All in all, I love working in tech; it's such a relief to make a good salary and have health insurance, and also to know that my skills mean I can get a job literally anywhere in the country, and in any industry imaginable (because every industry needs tech people). 


What kind of cost / time commitment does it take?

This varies a lot, as well, depending on if the school is full-time or part-time, in-person or online, etc., but the average is around $12,000 for a full-time, 3-month course. 


There are so many different kinds! How do I know which one is right for me?

For my learning style and financial and caregiving situation (ie: no kids), a full-time, immersive program was the best fit for me, but folks in other circumstances might find an online or part-time school more feasible. 

As for languages, that really depends. JavaScript and Ruby are the languages most likely to land you a job, according to Course Report (the bootcamp I attended taught Ruby for the back-end lanaguage). 

There are also bootcamps that are just front-end (think HTML, JavaScript and CSS) and ones that are just back-end (think SQL, Ruby, Python, etc.); there are schools that teach full-stack programming (which means both front-end and back-end). 

I did a full-stack school, because I felt it would make me the most marketable, but there are definitely jobs for specifically front-end or specifically back-end developers, if you strongly prefer one to the other. 


How do I evaluate all the different bootcamps?

There are a ton of guides for choosing the right bootcamp.

If you're constrained by geography, make sure you don't overlook perhaps less flashy offerings in your area (for example, the YWCA here in Madison offers a front-end bootcamp). 

Once you have it narrowed down to a few different choices, reach out to alums on LinkedIn to learn about their experience. You can also reach out to the school directly to put you in touch with grads, but know that they'll likely connect you with those who had the best experiences. 

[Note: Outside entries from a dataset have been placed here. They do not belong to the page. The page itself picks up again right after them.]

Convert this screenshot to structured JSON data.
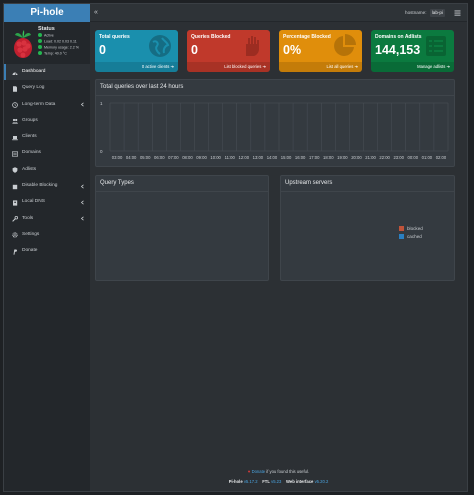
{
  "app": {
    "logo": "Pi-hole"
  },
  "status": {
    "title": "Status",
    "lines": [
      "Active",
      "Load: 0.02 0.03 0.11",
      "Memory usage: 2.2 %",
      "Temp: 40.0 °C"
    ],
    "dot_color": "#24b650"
  },
  "sidebar": {
    "items": [
      {
        "label": "Dashboard",
        "icon": "dashboard-icon"
      },
      {
        "label": "Query Log",
        "icon": "file-icon"
      },
      {
        "label": "Long-term Data",
        "icon": "history-icon"
      },
      {
        "label": "Groups",
        "icon": "users-icon"
      },
      {
        "label": "Clients",
        "icon": "laptop-icon"
      },
      {
        "label": "Domains",
        "icon": "list-icon"
      },
      {
        "label": "Adlists",
        "icon": "shield-icon"
      },
      {
        "label": "Disable Blocking",
        "icon": "stop-icon"
      },
      {
        "label": "Local DNS",
        "icon": "address-book-icon"
      },
      {
        "label": "Tools",
        "icon": "tools-icon"
      },
      {
        "label": "Settings",
        "icon": "gear-icon"
      },
      {
        "label": "Donate",
        "icon": "paypal-icon"
      }
    ]
  },
  "topbar": {
    "hostname_label": "hostname:",
    "hostname": "lab-pi"
  },
  "boxes": [
    {
      "title": "Total queries",
      "value": "0",
      "footer": "0 active clients",
      "color": "#1a8fad"
    },
    {
      "title": "Queries Blocked",
      "value": "0",
      "footer": "List blocked queries",
      "color": "#c0392b"
    },
    {
      "title": "Percentage Blocked",
      "value": "0%",
      "footer": "List all queries",
      "color": "#e08e0b"
    },
    {
      "title": "Domains on Adlists",
      "value": "144,153",
      "footer": "Manage adlists",
      "color": "#0b7a3f"
    }
  ],
  "panels": {
    "queries_title": "Total queries over last 24 hours",
    "query_types_title": "Query Types",
    "upstream_title": "Upstream servers"
  },
  "legend": [
    {
      "label": "blocked",
      "color": "#c0533a"
    },
    {
      "label": "cached",
      "color": "#2a7fc1"
    }
  ],
  "chart_data": {
    "type": "bar",
    "title": "Total queries over last 24 hours",
    "categories": [
      "03:00",
      "04:00",
      "05:00",
      "06:00",
      "07:00",
      "08:00",
      "09:00",
      "10:00",
      "11:00",
      "12:00",
      "13:00",
      "14:00",
      "15:00",
      "16:00",
      "17:00",
      "18:00",
      "19:00",
      "20:00",
      "21:00",
      "22:00",
      "23:00",
      "00:00",
      "01:00",
      "02:00"
    ],
    "y_ticks": [
      "1",
      "0"
    ],
    "ylim": [
      0,
      1
    ],
    "values": [
      0,
      0,
      0,
      0,
      0,
      0,
      0,
      0,
      0,
      0,
      0,
      0,
      0,
      0,
      0,
      0,
      0,
      0,
      0,
      0,
      0,
      0,
      0,
      0
    ],
    "grid": true
  },
  "footer": {
    "donate_link": "Donate",
    "donate_text": " if you found this useful.",
    "pihole_label": "Pi-hole",
    "pihole_version": "v5.17.2",
    "ftl_label": "FTL",
    "ftl_version": "v5.23",
    "web_label": "Web interface",
    "web_version": "v5.20.2"
  }
}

Author details

Hilary Stohs-Krause

Software developer
@hilarysk